Infiltration is the key! Obviously Erik is a very smart guy who has put in the hard yards and knows his stuff. However to achieve major impact required joining an influential organisation and working on the inside, rather than an external activist or confrontational approach.

The whole paper is worth reading, although a large portion is naturally Microsoft orientated on .NET language/CLR features. Below are just a few interesting quotes.

From section 5.2 Standard Query Operators
It is quite surprising that Haskell is one of the very few languages that allows higher-kinded type variables. If, on the term level, parametrizing over functions is useful, doing the same on the level of types sounds like an obvious thing to do. As far as we know Scala is the only other language besides Haskell that also support higher-kinded types.

From section 6.2.3 Contracts
The static type systems of most contemporary programming languages are actually not that expressive at all.
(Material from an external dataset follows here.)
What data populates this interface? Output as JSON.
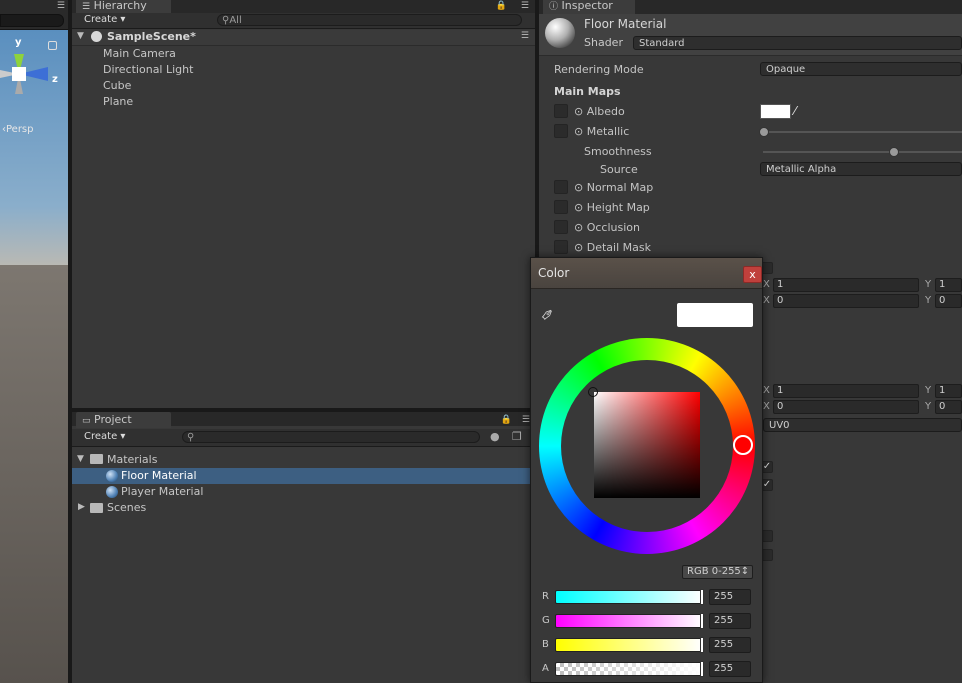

They only allow developers to specify the most superficial aspects of the contract between caller and callee of their code.
From a program-specification point of view, most programs are extremely dynamically typed!

It is a real shame Erik decided to join Microsoft rather than Sun or IBM. Although I guess he probably wouldn't have had the same level of influence on the JVM and associated languages.

Tuesday, September 8, 2009

Learning - context and details

My mathematics lecturers often try and introduce a new topic with a motivating example. I think this is a great idea. I am a slow learner and find that an initial concrete example is the best way to approach a new abstract concept. I realise that this can sometimes pose challenges further on, i.e. in generalising from the concrete to the abstract, but this way seems to work the best for me.

Unfortunately, there are many times that the motivating example is not that motivating. I view teaching as often building a bridge from the student's current position to where you want to take them. To achieve that, requires providing an initial high-level context in terms that the student can relate to.

As an example, earlier this year I studied introductory linear algebra that included eigenvectors. Kudos to the lecturer for trying to motivate with a modern example (search engine page rank). Even though I am a professional programmer, this example didn't really work for me and I finished the subject with only a vague idea about them.

Recently I read this article which introduced them with simple physical examples. The second paragraph of the current wikipedia page nicely related it back to matrices and vectors and it all fell into place.

Some mathematical ideas are represented as a sequence of steps, e.g. calculating Maximum Likelihood Estimators in statistics. Once a good motivating example is done to provide context, things can proceed between two extremes.

  1. Present high-level steps and then dig down into the details of each step

  2. Work through the details of each individual step and bring it all together at the end
In the latter approach, I sometimes miss the high-level steps if I get lost in all the detailed algebra and reasoning underlying each step. Can't see the forest for the trees. I prefer the former approach as it provides more purpose and is therefore more motivating. It also makes it easier to isolate difficult sections that can be returned to later, so as not to get bogged down and lost for the remainder of the discussion/lecture.

I wish I had utilised these ideas better in my Intro to Functional Programming talk a few weeks ago.

Saturday, September 5, 2009

Re: Static Typing and Functional Languages

I unsuccessfully tried to post a comment on Static Typing and Functional Languages.

First thing to note, is that Functional Java ‘looks’ so ugly, because Java is not naturally suited to expressing these abstractions.

Secondly, type inference appeared in the 1970s, well before Java existed.

Thirdly, the assumption that functional programming implies static typing is difficult. Type system research has been largely motivated by a number of factors over the years, including compiler optimisations for program performance and theorem proving.

Wednesday, September 2, 2009